Walden said WinStar, the central Kentucky powerhouse owned by Bill Casner and Kenny Troutt, has had "at least 12 2-year-olds" win or run second in maiden races this year. American Lion is by the hot sire Tiznow and is the first foal out of a young Storm Cat mare named Storm Tide, whose dam, City Band, was a Grade 1 winner.

American Lion finished second in his only prior start, a Sept. 13 maiden race at Arlington Park, when trained by Richard Budge. Historically, Budge has handled the less-talented WinStar runners when listed as program trainer for the occasional race, but Walden said fans "shouldn't read anything into that at all. Richard is a private trainer for us on the farm, and all the horses come through him at some point."

In the case of American Lion, "we just decided not to send him to Del Mar for his first start and had Richard take him up to Chicago to run him the one time, knowing the horse would join up with Eoin when he came here for the fall meet."

Walden said American Lion was being flown Monday to join Harty's main strings of horses in southern California, where the colt will be pointed to the Grade 1, $750,000 CashCall Futurity on Dec. 19 at Hollywood Park, with possibly a prep race in between.

Fallen riders due back

Jockeys Robby Albarado and Miguel Mena are both expected back in action Wednesday after overcoming injuries incurred in separate spills at Keeneland over the weekend.

Albarado suffered bruises around an eye when he was thrown at the start of the sixth race Saturday. He had to miss the remainder of Saturday and all of Sunday, and three of his scheduled mounts, including El Brujo in the Perryville Stakes, wound up victorious. Still, Albarado leads the jockey standings with 10 winners heading into Wednesday.

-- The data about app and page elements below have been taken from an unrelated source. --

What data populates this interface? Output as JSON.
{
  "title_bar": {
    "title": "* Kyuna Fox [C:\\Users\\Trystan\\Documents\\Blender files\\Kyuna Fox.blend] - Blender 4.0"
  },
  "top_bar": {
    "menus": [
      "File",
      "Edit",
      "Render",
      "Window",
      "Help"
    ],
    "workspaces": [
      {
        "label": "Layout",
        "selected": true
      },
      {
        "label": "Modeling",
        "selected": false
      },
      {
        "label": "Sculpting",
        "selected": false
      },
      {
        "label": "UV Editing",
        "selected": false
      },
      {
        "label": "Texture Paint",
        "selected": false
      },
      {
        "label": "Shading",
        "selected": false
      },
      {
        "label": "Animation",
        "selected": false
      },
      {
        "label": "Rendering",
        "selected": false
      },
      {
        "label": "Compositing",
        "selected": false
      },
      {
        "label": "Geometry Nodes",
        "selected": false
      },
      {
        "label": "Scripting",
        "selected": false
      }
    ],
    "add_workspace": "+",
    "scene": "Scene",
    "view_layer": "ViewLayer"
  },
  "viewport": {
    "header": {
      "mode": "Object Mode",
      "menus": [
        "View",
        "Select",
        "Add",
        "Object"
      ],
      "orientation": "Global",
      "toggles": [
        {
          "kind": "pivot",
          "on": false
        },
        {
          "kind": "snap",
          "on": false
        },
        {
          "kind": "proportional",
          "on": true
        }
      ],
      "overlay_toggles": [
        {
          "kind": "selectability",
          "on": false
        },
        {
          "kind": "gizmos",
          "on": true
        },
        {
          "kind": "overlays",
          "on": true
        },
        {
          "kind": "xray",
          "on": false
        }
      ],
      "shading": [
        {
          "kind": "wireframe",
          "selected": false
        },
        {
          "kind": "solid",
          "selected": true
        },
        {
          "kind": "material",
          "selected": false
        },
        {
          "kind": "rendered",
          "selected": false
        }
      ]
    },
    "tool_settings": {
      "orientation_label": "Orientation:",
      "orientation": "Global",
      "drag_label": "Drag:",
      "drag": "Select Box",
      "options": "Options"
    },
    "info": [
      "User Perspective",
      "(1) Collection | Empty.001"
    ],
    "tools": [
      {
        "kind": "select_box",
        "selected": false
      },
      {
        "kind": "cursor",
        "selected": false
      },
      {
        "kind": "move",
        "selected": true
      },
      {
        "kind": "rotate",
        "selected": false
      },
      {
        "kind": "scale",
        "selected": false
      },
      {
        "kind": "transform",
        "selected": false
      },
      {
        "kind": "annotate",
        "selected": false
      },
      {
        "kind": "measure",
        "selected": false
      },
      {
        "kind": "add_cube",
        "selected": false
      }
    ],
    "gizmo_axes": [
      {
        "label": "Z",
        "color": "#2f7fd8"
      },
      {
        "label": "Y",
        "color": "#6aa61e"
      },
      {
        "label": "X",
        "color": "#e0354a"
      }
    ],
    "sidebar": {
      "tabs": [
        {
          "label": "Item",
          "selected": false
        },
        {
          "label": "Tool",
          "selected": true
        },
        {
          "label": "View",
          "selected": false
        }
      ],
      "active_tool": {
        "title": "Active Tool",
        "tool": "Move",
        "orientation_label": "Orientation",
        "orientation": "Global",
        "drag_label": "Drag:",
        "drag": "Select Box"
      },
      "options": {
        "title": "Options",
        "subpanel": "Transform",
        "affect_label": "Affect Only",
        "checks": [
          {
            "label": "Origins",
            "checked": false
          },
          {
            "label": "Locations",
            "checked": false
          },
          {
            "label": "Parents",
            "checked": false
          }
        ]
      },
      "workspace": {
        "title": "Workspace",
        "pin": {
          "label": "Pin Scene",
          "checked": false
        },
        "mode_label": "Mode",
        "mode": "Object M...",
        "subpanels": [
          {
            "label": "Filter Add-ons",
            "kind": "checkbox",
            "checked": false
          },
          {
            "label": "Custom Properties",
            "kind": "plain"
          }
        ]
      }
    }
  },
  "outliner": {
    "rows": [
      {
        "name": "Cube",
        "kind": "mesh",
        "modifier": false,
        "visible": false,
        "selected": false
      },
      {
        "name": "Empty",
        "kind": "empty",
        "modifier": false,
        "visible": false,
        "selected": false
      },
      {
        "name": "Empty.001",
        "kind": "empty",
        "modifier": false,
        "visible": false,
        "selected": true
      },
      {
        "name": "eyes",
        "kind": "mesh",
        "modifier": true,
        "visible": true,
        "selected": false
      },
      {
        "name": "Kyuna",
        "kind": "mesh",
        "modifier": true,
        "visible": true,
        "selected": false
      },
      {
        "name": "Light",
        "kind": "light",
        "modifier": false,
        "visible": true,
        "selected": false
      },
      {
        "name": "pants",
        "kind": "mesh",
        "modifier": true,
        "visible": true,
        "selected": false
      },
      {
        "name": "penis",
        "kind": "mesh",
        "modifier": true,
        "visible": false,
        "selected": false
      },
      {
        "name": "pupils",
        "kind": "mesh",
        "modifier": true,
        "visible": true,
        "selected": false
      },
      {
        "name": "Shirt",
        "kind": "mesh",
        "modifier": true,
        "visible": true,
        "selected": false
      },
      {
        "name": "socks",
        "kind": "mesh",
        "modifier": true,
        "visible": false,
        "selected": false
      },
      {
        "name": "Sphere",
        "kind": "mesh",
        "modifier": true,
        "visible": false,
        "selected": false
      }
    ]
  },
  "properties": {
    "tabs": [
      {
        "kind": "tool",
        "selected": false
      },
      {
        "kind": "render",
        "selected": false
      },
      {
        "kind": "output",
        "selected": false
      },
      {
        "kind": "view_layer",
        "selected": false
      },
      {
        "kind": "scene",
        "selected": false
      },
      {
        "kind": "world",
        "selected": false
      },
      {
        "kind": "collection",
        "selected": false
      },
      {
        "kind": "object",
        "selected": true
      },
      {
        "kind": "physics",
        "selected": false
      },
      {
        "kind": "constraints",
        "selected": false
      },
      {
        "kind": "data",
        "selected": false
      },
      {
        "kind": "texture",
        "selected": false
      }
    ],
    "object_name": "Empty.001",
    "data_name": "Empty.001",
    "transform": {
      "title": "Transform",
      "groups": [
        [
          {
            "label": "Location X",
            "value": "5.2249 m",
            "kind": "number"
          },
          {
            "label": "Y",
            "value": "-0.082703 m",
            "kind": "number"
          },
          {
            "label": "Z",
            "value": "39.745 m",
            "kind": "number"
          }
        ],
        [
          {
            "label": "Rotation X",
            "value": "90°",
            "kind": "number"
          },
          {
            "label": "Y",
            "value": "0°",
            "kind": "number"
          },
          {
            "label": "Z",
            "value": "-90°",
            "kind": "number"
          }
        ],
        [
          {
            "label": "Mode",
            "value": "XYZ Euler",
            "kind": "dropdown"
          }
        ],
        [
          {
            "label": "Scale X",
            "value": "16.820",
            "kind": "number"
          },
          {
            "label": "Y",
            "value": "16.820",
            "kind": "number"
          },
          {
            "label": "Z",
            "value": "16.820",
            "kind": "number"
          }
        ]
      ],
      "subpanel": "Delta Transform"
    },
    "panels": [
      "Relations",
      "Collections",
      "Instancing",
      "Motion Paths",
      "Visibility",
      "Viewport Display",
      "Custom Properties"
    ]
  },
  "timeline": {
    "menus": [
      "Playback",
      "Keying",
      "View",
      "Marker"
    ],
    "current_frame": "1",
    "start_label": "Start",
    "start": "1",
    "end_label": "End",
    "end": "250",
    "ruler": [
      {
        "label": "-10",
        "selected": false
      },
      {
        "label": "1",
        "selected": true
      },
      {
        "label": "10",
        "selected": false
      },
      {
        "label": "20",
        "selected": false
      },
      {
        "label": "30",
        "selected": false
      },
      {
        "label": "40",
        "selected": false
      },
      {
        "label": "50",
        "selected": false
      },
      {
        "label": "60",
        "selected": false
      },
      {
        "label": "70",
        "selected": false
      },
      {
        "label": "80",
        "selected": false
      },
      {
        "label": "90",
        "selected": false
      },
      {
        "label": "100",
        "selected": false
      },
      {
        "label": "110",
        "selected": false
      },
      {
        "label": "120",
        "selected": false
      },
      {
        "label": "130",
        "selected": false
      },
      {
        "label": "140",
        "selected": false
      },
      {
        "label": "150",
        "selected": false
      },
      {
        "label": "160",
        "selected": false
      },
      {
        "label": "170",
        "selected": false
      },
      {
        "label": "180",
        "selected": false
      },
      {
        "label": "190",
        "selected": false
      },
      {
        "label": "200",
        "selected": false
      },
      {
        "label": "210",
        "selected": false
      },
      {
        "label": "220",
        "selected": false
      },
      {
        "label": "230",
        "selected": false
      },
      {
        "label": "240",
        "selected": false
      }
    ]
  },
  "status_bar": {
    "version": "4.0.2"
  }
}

Mena was still "sore in a few spots" Monday, according to his agent, Steve Elzey, after being thrown at the start of the first race Sunday. The 22-year-old Peruvian was reported by Keeneland medical staff to have possible soft-tissue injuries in his neck and left thigh when the rider being transported to the University of Kentucky Medical Center, where he underwent observation and treatment before being released Sunday evening.

Hot Cha Cha a first for connections

Hot Cha Cha, the 4 1/2-length winner of the Queen Elizabeth II Challenge Cup here Saturday, might make her next start in the Grade 2 Mrs. Revere Stakes over the Churchill Downs turf on Nov. 14, said trainer Phil Sims.

The QE II victory was the first in a Grade 1 event for Sims and his longtime client, breeder-owner Nelson McMakin, as well as jockey Jimmy Graham. All were thrilled with how Hot Cha Cha dominated the competition by pulling clear after charging through a rail opening in the turn for home.

"Down the backside, she was running easy," said Sims. "She was laying closer than usual because of the slow pace, and some of the riders were staying off the rail. When the hole opened up, she shot right through there."

The QE II fillies who rounded out the respective top four - Shared Account, Gozzip Girl, and Miss World - all have returned to the East Coast.

Warrior's Reward appears okay

Warrior's Reward, pulled up about a furlong past the wire after fading to fifth as the favorite in the Perryville on Saturday, appears to be 100 percent healthy, trainer Ian Wilkes said Monday.

"He's walking good, feeling good," said Wilkes, adding that X-rays had revealed noting amiss. "It's all good news, great news."

Jockey Calvin Borel told the Keeneland publicity staff he thought the colt took a bad step after straightening away for the drive before adding that "maybe it is nothing."

Overflow for Sycamore

An overflow field of older turf horses has been entered in the Thursday feature, the Grade 3, $125,000 Sycamore Stakes. Cloudy's Knight, the former Canadian champion who won the Grade 3 Kentucky Cup Turf last month following a year layoff, heads a lineup that also includes Winchester, Free Fighter, and Always First. Fifteen are entered in the 1 1/2-mile race, although only as many as 12 can start.

The Sycamore is the first of four stakes set for this week, with the highlight coming Saturday with the Grade 2, $300,000 Raven Run. Also on tap are the Grade 3, $150,000 Valley View on Friday, and the $125,000 Dowager on Sunday.

* The pick six carryover has edged up to $23,562 for Wednesday. There is no carryover in the Super High Five.